Philip Huang Is Reinventing the Traditional World of Ancient Dyeing

Philip Huang Is Reinventing the Traditional World of Ancient Dyeing

Deep in the remote villages of Sakon Nakhon in north east Thailand, various groups of local "grandmas" and "aunties" gather to harvest and make the indigo dye for the fashion label Philip Huang. For the last five years, the founders — Philip Huang and Chomwan Weeraworawit— have been working with the region's craftspeople to develop hand-made textiles using old-world techniques and organic fibers.

The couple is based between Bangkok and their HQ in Bushwick, a fitting setup that reflects their brand's contemporary-meets-rural ethos. For their Spring 2021 collection, they teamed up with cinematographer Sayombhu Mukdeeprom (known for his work on Call Me By Your Name) to create a short film called Finding Oasis that puts a spotlight on the artisans and dyeing process.

The project came about after COVID-19 put a halt to their original plans, which was to host a big Isan north eastern Thai dinner in Paris during Fashion Week. "When we couldn't do anything physical, we immediately had to address making a video," Weeraworawit tells PAPER. The resulting 12-minute video, which she describes as a visual essay, documents the brand's journey through Huang's eyes while also offering a glimpse of their collaborators and their journey.

"They live in the countryside, but that's a choice, they don't have to," she says. "I think the idea of choice, expression, the freedom to do what you want to do, or find something that you want to make, really comes through [in the film]."

Despite the pandemic's unprecedented effects, Huang says the way they approached the Spring collection didn't feel any different from how they've worked in the past, since they've always considered their interactions with the villagers a very human process.

"Essentially, when we're going to work in Isan, we're actually invited to go into their homes, and that's why we've chosen to open up a showroom and an office here," he says. "Then, when they come to Bangkok, we can invite them into our home and continue this exchange of knowledge and perceptions since we're from different worlds. We all share a commonplace, in a way."

Finding Oasis acts as a window into a world not many people are familiar with, particularly when it comes to the indigo dye process. With this film, the pair hope to shed light not only on the community aspect of Isan's dyers, but the benefits of natural dyes in your everyday wardrobe.

"We work with natural dyes, artisans, craftsmen and craftswomen, which should be very expensive, but our whole thing was never about that," Weeraworawit says. "It's about access. If more people dye with natural dyes and more people are aware of what this is, it no longer becomes a niche. I think it enables change.
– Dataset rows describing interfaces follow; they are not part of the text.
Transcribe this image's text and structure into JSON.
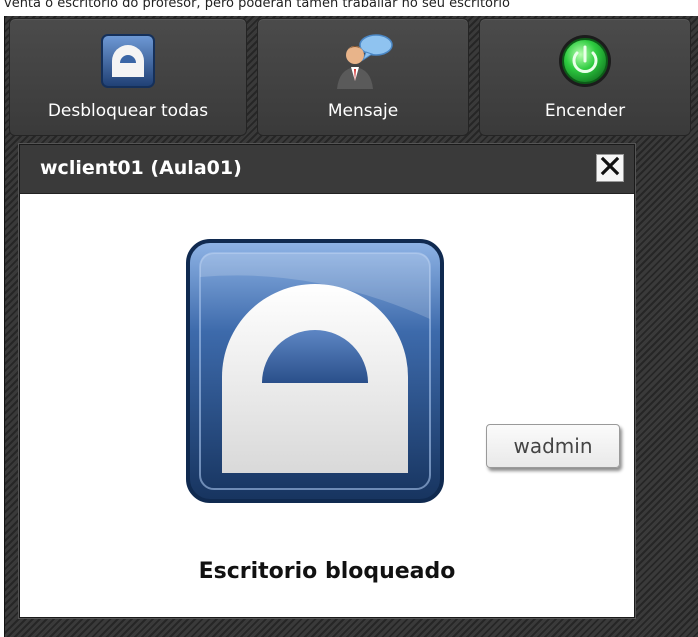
{
  "page": {
    "caption": "venta o escritorio do profesor, pero poderán tamén traballar no seu escritorio"
  },
  "toolbar": {
    "unlock_all_label": "Desbloquear todas",
    "message_label": "Mensaje",
    "power_on_label": "Encender"
  },
  "window": {
    "title": "wclient01 (Aula01)",
    "status": "Escritorio bloqueado"
  },
  "user_tag": "wadmin",
  "colors": {
    "panel_bg": "#2f2f2f",
    "titlebar_bg": "#3a3a3a",
    "lock_blue": "#2f5a96",
    "power_green": "#22b14c"
  },
  "icons": [
    "lock-icon",
    "message-user-icon",
    "power-icon",
    "close-icon"
  ]
}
You know, we're not going to get rid of everything else, but at least the alternative will be more prominent and hopefully that becomes more of a thing."

Click through the gallery, below, to see the full Philip Huang Spring 2021 collection and watch the short film "Finding Oasis" above.

Photos courtesy of Philip Huang